++++ EXCERPTED DATA

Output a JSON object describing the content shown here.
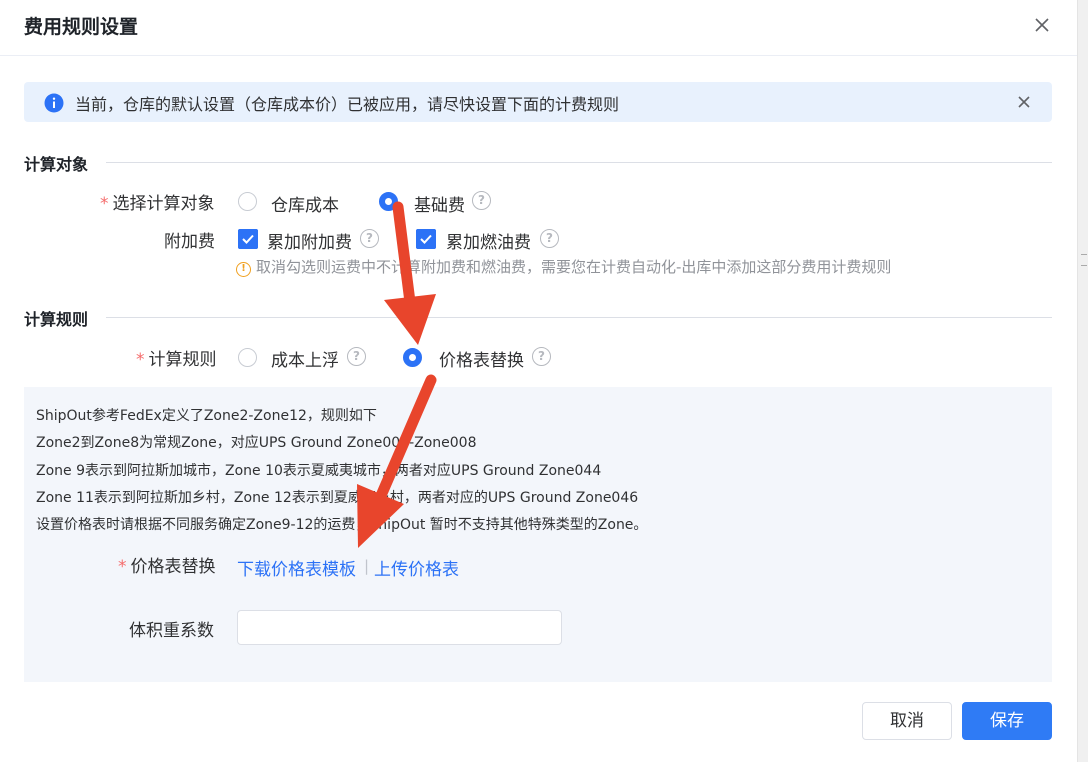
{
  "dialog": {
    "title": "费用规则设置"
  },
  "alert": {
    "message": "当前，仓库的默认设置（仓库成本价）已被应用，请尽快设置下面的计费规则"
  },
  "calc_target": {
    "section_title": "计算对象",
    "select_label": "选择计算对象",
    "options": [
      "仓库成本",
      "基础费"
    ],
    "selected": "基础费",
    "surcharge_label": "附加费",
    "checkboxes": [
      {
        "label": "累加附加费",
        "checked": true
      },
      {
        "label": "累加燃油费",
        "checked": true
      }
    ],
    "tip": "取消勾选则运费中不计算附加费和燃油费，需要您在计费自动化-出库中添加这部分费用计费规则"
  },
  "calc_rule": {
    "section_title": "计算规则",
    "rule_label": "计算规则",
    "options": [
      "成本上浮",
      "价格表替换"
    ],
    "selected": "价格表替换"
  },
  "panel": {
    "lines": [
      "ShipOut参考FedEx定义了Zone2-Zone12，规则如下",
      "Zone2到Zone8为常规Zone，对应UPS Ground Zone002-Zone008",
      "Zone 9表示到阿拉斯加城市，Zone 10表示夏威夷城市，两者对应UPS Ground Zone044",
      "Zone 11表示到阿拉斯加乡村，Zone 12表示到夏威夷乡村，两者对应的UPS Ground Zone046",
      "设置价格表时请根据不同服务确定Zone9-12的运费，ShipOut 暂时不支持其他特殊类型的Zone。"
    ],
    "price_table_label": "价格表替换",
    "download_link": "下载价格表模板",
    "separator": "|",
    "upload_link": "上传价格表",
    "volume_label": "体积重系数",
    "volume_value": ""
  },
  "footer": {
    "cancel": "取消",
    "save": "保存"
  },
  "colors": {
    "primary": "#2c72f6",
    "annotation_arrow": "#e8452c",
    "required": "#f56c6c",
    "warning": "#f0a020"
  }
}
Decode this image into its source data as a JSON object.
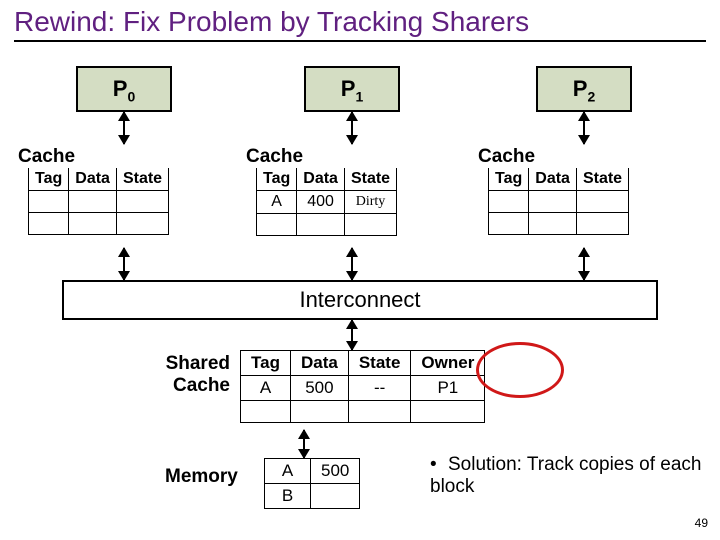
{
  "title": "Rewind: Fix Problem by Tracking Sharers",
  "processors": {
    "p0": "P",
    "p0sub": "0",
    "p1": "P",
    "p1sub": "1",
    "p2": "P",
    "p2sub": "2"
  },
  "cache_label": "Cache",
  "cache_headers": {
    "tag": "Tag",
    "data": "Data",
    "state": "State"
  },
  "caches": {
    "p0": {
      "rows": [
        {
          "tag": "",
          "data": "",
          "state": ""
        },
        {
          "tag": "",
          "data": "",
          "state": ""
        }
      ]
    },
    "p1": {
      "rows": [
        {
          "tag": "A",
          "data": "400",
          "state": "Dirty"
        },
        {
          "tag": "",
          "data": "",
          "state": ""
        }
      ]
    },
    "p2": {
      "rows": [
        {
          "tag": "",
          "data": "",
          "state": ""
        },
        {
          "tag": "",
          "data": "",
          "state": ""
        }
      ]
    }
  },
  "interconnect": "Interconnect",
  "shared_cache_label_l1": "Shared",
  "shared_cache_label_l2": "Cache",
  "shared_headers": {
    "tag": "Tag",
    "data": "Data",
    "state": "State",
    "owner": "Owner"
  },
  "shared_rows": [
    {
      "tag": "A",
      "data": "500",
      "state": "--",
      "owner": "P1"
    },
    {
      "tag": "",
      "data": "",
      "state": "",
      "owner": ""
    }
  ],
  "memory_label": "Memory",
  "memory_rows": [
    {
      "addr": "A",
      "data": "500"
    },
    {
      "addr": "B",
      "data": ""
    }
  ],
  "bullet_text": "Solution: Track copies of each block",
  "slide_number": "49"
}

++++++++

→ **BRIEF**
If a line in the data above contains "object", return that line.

→ **OUTPUT OF THE TASK**
Output a JSON object describing the content shown here.
Decode this image into its source data as a JSON object.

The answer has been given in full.